Shop Local - Because The Service is Better

Over ten days ago, despondent at the pathetic mom-ness of my closet, I finally called J. Crew to schedule one of their free stylist sessions. The sales assistant who answered the phone gushed "Lauren is the best. She'll call or email you right away to schedule." I'm still waiting. Meanwhile, I stopped with Beatrix at Victoria Crossing today because she requested a cookie from Bread and Chocolate after circus class. While she ate an m&m cookie as big as her head, I browsed the racks at Hot Mama . After I had had a few moments to look around, a lovely young lady came over, introduced herself as the manager of the store, complimented my daughter, and asked if I needed any help. When I related my closet woes, she immediately said "Can I pull some things for you to try?" Since Beatrix was with me, I didn't have time, but she asked my sizes, gave me her name, mentioned another employee that could also help, told me the best times to come in, and wrot

3 Weeks From Today

It's the time of the year (and especially every 4th year) where things start to get really exciting. My labor union client is abuzz with energy. Lawn signs give a snapshot of the view of the residents. The majority of the calls on the land line are polls (or sometimes push-polls). I always mean to skip the debates and get sucked in instead. I know some people hate this. Several of my Facebook friends inevitably make multiple posts about how much they hate the election period, choosing to focus on its divisiveness, its inherent challenge, its conflicts. But me? I love it. I love seeing friends post about the things they are doing to affirm their beliefs and try to make the world a better place — volunteering on campaigns and at phone banks, participating in GOTV efforts, holding fundraisers, and giving, giving, giving of time, of money, of expertise, of opinion. There's a lot of things I dislike about the current state of this country, and a lot of things I am disappointed
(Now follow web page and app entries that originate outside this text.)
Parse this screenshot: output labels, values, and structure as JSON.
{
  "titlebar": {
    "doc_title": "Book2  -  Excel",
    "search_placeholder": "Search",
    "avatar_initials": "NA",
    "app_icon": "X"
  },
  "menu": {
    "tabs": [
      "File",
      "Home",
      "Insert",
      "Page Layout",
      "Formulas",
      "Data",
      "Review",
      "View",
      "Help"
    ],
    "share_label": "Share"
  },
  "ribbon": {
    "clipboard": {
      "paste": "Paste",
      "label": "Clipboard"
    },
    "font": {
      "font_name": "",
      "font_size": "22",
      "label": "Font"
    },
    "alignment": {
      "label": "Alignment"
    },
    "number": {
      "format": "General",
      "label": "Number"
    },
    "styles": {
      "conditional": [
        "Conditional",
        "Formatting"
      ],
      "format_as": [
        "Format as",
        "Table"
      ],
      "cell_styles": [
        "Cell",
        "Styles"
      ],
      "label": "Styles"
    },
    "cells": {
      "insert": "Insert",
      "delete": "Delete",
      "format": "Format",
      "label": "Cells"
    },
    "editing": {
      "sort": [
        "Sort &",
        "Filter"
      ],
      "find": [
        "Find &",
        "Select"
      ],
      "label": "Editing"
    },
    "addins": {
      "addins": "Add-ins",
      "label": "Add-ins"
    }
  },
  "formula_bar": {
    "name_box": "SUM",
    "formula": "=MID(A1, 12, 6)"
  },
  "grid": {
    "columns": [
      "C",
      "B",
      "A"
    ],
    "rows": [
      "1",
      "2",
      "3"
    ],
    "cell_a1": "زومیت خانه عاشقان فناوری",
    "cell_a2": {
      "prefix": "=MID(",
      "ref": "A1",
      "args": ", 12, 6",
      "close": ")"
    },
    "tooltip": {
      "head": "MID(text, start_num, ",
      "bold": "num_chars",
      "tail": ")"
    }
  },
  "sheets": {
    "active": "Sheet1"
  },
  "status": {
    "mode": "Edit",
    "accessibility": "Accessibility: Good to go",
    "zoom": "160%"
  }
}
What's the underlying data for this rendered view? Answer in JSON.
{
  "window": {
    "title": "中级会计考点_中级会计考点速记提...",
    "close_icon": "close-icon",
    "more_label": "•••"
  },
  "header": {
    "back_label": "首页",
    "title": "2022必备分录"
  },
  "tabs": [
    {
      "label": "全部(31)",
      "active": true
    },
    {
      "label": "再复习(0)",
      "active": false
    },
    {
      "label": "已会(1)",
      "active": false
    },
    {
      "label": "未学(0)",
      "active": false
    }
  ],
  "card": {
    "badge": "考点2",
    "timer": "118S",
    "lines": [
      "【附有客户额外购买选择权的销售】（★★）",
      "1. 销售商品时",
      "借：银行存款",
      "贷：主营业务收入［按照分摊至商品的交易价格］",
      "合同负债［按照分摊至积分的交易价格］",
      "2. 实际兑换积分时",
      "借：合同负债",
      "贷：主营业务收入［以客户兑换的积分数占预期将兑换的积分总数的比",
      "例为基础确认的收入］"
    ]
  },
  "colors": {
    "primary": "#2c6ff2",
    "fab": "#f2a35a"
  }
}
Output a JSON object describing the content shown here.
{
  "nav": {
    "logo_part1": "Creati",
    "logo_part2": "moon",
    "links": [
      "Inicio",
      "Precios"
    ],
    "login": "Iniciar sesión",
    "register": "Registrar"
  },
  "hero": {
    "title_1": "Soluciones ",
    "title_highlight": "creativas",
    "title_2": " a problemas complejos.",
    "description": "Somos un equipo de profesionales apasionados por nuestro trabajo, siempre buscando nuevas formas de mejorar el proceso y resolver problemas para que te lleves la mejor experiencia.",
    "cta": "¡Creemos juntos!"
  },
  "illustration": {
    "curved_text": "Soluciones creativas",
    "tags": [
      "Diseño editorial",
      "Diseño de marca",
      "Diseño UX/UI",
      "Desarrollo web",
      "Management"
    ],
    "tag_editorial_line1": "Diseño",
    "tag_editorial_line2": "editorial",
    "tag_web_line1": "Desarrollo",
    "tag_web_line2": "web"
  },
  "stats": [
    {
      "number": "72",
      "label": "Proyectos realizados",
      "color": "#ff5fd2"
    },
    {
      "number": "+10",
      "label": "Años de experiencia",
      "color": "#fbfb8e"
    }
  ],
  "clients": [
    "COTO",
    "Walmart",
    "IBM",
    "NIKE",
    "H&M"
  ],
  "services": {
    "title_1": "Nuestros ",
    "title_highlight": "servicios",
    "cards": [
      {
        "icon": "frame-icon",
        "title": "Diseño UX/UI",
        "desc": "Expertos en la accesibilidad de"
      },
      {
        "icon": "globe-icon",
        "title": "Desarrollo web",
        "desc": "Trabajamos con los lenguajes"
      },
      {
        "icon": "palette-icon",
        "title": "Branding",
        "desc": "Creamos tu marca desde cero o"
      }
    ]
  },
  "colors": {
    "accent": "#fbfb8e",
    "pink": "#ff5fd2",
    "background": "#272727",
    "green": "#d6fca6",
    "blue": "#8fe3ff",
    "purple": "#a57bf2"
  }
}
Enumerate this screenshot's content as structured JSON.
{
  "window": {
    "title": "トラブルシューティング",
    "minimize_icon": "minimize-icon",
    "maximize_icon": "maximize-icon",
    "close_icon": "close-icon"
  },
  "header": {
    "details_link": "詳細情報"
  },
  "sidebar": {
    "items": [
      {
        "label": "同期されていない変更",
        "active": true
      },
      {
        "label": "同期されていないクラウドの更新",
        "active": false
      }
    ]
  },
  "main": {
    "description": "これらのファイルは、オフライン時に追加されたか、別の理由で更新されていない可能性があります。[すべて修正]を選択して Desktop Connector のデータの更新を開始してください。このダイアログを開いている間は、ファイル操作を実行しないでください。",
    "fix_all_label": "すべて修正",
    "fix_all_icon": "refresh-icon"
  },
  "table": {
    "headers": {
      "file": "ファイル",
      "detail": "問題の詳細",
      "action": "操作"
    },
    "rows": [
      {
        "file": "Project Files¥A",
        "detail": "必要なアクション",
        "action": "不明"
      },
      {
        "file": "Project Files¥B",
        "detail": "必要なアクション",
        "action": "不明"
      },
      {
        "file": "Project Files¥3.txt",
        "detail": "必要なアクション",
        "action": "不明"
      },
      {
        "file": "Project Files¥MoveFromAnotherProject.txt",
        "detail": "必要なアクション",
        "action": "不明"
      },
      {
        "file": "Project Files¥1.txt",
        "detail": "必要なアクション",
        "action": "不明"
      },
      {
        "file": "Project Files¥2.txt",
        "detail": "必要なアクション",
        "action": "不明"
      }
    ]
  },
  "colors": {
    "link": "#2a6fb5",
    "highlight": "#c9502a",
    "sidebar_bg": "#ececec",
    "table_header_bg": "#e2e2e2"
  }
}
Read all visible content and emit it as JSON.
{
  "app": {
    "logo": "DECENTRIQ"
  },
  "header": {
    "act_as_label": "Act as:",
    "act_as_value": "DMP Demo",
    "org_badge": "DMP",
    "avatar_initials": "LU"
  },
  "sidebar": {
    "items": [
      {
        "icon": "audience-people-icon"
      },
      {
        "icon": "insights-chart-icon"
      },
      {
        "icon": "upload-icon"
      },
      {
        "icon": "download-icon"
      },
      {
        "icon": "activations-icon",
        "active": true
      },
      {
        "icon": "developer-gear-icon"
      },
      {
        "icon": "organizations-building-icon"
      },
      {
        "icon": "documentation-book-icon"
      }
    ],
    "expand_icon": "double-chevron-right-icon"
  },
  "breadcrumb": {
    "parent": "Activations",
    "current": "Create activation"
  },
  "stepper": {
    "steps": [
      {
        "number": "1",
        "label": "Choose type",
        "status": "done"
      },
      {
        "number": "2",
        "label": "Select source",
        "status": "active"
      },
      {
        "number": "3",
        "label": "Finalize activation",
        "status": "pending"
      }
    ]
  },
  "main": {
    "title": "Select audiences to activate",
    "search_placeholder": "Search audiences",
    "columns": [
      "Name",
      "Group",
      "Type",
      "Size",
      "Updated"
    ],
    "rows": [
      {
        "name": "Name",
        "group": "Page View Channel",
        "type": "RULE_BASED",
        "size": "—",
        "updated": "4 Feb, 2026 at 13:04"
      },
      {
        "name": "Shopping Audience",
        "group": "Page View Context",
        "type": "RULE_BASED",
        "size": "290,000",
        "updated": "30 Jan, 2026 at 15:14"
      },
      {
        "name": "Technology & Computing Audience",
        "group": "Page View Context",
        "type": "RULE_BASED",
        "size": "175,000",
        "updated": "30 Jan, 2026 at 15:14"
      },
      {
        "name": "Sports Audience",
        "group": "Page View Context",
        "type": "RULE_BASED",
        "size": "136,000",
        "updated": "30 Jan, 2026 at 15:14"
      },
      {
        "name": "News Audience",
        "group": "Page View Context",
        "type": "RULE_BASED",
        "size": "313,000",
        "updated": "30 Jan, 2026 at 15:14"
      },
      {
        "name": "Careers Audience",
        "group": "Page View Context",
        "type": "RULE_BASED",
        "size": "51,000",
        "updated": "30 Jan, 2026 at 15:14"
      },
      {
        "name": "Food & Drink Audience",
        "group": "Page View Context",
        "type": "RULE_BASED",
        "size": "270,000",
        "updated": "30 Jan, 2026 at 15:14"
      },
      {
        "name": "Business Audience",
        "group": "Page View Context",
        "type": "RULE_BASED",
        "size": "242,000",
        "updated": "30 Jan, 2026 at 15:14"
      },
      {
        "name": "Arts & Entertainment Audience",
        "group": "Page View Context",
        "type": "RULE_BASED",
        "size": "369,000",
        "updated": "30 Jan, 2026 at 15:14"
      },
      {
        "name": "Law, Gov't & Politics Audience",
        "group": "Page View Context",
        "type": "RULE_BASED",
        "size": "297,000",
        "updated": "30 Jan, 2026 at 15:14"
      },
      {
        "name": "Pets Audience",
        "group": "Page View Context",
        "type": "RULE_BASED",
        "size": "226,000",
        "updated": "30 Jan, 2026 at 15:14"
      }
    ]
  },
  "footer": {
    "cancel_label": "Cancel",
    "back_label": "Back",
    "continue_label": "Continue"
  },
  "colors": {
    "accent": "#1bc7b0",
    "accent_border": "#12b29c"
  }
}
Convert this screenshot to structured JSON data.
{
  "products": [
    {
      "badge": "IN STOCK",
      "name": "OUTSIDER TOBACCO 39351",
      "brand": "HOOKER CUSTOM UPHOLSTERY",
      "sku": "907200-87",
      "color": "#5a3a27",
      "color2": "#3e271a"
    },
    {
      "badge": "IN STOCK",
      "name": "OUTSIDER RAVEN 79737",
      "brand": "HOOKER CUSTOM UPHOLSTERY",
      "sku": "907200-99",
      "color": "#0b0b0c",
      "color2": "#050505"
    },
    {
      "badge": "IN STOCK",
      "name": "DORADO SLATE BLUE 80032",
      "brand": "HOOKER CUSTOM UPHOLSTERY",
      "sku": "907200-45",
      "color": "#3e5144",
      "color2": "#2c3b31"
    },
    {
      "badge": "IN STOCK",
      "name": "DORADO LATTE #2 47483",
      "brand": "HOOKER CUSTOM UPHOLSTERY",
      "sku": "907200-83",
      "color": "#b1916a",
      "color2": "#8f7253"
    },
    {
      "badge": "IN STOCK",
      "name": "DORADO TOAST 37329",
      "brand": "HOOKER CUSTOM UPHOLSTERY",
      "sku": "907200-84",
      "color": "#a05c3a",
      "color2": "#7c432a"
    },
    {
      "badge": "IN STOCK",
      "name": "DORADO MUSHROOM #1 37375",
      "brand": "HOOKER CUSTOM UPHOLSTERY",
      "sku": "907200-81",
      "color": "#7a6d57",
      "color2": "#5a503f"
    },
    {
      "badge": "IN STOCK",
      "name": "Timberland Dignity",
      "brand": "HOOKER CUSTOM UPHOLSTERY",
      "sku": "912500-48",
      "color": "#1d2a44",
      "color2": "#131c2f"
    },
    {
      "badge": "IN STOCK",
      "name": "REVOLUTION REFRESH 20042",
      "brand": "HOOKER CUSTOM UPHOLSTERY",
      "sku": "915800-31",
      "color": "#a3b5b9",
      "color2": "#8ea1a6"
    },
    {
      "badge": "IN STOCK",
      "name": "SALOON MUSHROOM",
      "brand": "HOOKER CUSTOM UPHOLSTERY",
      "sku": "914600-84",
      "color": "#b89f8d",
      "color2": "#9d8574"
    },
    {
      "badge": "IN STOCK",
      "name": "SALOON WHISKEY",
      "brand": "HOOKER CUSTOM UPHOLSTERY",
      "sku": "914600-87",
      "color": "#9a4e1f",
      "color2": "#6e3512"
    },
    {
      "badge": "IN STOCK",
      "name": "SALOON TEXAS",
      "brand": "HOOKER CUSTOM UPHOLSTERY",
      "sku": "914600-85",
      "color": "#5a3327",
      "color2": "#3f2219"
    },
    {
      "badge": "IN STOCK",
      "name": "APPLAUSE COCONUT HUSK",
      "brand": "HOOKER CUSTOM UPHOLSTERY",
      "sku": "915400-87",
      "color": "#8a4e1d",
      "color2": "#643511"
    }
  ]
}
Invisible City

Yesterday afternoon, Patrick and I took 90 minutes out of our day to have one of the coolest, most incredible experiences I have had in recent memory. We were some of the first to try out the Invisible City  project. A virtual public art event, guided by smartphone and leading you through the North Loop area of Minneapolis, Invisible City sends you on an interactive mission through a city that you never knew existed — even if you know that neighborhood well. Seriously, we're still talking about it. We're analyzing the experience, re-living it, virtually retracing our steps. Go here , follow the instructions to the letter (after all, laser-accuracy is important to a mission like this and more importantly will keep you from fubar-ing your phone settings and getting lost in the middle), and go have this experience. To tell you anything more about it would take away from the experience. Trust me. I guarantee it will change your life.